**RECORD SET**.
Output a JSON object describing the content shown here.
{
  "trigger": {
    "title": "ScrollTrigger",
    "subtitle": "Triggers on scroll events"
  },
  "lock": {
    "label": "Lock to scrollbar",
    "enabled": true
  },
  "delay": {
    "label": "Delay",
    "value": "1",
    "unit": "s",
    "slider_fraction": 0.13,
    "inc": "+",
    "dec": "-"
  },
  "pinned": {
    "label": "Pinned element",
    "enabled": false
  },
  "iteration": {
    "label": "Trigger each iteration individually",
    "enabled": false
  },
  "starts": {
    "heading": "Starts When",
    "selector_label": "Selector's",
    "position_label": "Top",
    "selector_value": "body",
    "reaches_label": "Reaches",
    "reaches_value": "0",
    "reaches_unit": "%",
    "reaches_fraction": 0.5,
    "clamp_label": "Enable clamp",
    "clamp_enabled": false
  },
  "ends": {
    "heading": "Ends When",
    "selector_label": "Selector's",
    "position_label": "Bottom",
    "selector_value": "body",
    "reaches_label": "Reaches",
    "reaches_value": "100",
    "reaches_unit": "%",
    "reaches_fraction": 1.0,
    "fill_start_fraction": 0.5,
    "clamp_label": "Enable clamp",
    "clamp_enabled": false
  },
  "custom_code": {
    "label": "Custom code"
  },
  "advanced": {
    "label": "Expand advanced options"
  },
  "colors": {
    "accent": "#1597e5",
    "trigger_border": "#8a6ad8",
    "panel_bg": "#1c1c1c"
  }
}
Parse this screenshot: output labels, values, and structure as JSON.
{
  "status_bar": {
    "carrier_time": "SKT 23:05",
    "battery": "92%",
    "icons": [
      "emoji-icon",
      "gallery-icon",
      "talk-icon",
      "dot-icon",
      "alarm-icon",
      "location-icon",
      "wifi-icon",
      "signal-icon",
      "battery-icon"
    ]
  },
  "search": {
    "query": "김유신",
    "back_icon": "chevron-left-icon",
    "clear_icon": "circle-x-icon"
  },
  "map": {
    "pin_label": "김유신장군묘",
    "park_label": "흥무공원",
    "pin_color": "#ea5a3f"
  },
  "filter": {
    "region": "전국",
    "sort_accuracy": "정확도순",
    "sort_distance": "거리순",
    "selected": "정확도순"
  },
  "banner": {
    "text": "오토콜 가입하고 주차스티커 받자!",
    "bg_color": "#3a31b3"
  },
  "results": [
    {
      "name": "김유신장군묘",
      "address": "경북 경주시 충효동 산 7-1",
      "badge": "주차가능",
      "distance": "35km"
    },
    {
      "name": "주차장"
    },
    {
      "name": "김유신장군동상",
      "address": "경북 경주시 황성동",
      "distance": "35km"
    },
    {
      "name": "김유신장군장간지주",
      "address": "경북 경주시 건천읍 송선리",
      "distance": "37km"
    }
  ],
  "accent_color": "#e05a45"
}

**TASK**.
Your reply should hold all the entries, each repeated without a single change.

**RESPONSE TO THE TASK**.
Output a JSON object describing the content shown here.
{
  "trigger": {
    "title": "ScrollTrigger",
    "subtitle": "Triggers on scroll events"
  },
  "lock": {
    "label": "Lock to scrollbar",
    "enabled": true
  },
  "delay": {
    "label": "Delay",
    "value": "1",
    "unit": "s",
    "slider_fraction": 0.13,
    "inc": "+",
    "dec": "-"
  },
  "pinned": {
    "label": "Pinned element",
    "enabled": false
  },
  "iteration": {
    "label": "Trigger each iteration individually",
    "enabled": false
  },
  "starts": {
    "heading": "Starts When",
    "selector_label": "Selector's",
    "position_label": "Top",
    "selector_value": "body",
    "reaches_label": "Reaches",
    "reaches_value": "0",
    "reaches_unit": "%",
    "reaches_fraction": 0.5,
    "clamp_label": "Enable clamp",
    "clamp_enabled": false
  },
  "ends": {
    "heading": "Ends When",
    "selector_label": "Selector's",
    "position_label": "Bottom",
    "selector_value": "body",
    "reaches_label": "Reaches",
    "reaches_value": "100",
    "reaches_unit": "%",
    "reaches_fraction": 1.0,
    "fill_start_fraction": 0.5,
    "clamp_label": "Enable clamp",
    "clamp_enabled": false
  },
  "custom_code": {
    "label": "Custom code"
  },
  "advanced": {
    "label": "Expand advanced options"
  },
  "colors": {
    "accent": "#1597e5",
    "trigger_border": "#8a6ad8",
    "panel_bg": "#1c1c1c"
  }
}
Parse this screenshot: output labels, values, and structure as JSON.
{
  "status_bar": {
    "carrier_time": "SKT 23:05",
    "battery": "92%",
    "icons": [
      "emoji-icon",
      "gallery-icon",
      "talk-icon",
      "dot-icon",
      "alarm-icon",
      "location-icon",
      "wifi-icon",
      "signal-icon",
      "battery-icon"
    ]
  },
  "search": {
    "query": "김유신",
    "back_icon": "chevron-left-icon",
    "clear_icon": "circle-x-icon"
  },
  "map": {
    "pin_label": "김유신장군묘",
    "park_label": "흥무공원",
    "pin_color": "#ea5a3f"
  },
  "filter": {
    "region": "전국",
    "sort_accuracy": "정확도순",
    "sort_distance": "거리순",
    "selected": "정확도순"
  },
  "banner": {
    "text": "오토콜 가입하고 주차스티커 받자!",
    "bg_color": "#3a31b3"
  },
  "results": [
    {
      "name": "김유신장군묘",
      "address": "경북 경주시 충효동 산 7-1",
      "badge": "주차가능",
      "distance": "35km"
    },
    {
      "name": "주차장"
    },
    {
      "name": "김유신장군동상",
      "address": "경북 경주시 황성동",
      "distance": "35km"
    },
    {
      "name": "김유신장군장간지주",
      "address": "경북 경주시 건천읍 송선리",
      "distance": "37km"
    }
  ],
  "accent_color": "#e05a45"
}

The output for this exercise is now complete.